There are four types of sinus infections. These classifications depend on the length and frequency of the infection:
- Acute sinusitis.This type of sinus infection lasts only for a short time, defined by the American Academy of Otolaryngology as less than 4 weeks. This short-term infection is usually part of a cold or other respiratory illness. It may also be caused by a bacterial infection .
- Subacute sinusitis. A subacute sinus infection lasts between 4 and 12 weeks .
- Recurrent acute sinusitis. An acute sinus infection is considered recurrent if the infection returns four or more times within a year, with each infection lasting 7 days or more.
- Chronic sinusitis.Chronic sinus infections last for more than 12 weeks or continue to recur.
Many sinus infection symptoms are common in both acute and chronic forms. Seeing a doctor is the best way to learn if you have an infection, find the cause, and get treatment.

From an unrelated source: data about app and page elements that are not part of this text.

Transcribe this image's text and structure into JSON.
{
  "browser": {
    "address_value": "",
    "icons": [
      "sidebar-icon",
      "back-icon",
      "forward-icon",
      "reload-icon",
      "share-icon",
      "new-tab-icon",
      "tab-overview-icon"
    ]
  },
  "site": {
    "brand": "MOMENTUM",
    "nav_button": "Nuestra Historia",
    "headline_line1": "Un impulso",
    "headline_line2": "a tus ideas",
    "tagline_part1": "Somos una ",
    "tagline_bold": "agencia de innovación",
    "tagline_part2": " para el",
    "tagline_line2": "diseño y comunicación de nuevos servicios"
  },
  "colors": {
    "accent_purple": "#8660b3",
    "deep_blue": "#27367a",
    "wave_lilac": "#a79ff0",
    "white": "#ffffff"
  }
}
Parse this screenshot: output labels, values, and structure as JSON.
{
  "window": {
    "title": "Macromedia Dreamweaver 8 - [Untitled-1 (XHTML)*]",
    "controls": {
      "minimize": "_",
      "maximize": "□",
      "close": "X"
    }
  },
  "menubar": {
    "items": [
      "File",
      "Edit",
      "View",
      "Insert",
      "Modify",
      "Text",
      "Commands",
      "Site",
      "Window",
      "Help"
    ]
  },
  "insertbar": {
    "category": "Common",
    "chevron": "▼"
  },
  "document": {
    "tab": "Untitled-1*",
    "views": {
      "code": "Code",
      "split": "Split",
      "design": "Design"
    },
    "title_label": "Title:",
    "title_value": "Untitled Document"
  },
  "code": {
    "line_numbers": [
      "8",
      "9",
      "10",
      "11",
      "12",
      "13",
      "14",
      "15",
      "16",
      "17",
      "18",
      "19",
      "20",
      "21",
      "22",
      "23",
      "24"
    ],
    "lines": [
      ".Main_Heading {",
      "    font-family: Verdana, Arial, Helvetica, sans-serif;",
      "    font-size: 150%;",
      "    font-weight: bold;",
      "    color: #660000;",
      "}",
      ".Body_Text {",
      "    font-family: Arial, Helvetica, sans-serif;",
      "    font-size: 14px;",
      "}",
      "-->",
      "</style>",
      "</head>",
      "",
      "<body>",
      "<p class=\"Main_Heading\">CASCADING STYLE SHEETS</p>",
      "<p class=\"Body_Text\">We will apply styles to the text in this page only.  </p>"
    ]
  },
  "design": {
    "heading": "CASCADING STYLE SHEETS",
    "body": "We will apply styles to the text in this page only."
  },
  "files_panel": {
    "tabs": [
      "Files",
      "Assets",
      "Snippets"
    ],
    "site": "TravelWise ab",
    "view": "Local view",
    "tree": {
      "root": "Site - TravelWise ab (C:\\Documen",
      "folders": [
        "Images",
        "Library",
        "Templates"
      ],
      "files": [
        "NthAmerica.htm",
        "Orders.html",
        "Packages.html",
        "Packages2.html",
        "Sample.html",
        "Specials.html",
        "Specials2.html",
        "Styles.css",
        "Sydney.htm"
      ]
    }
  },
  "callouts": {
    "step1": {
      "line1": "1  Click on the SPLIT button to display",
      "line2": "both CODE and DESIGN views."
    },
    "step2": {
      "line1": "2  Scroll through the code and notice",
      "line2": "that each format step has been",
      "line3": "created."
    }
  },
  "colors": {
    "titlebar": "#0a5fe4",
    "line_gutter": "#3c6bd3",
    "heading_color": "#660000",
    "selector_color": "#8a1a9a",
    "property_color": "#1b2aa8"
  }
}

For cases of acute bacterial sinus infections, these symptoms last at least 10 days without improving, or they worsen within 10 days after seeming to improve. In this case, its important to talk with a doctor, such as a general practitioner or an ear, nose, and throat doctor , to get a diagnosis and treatment plan.
Learn more about the symptoms of a sinus infection below.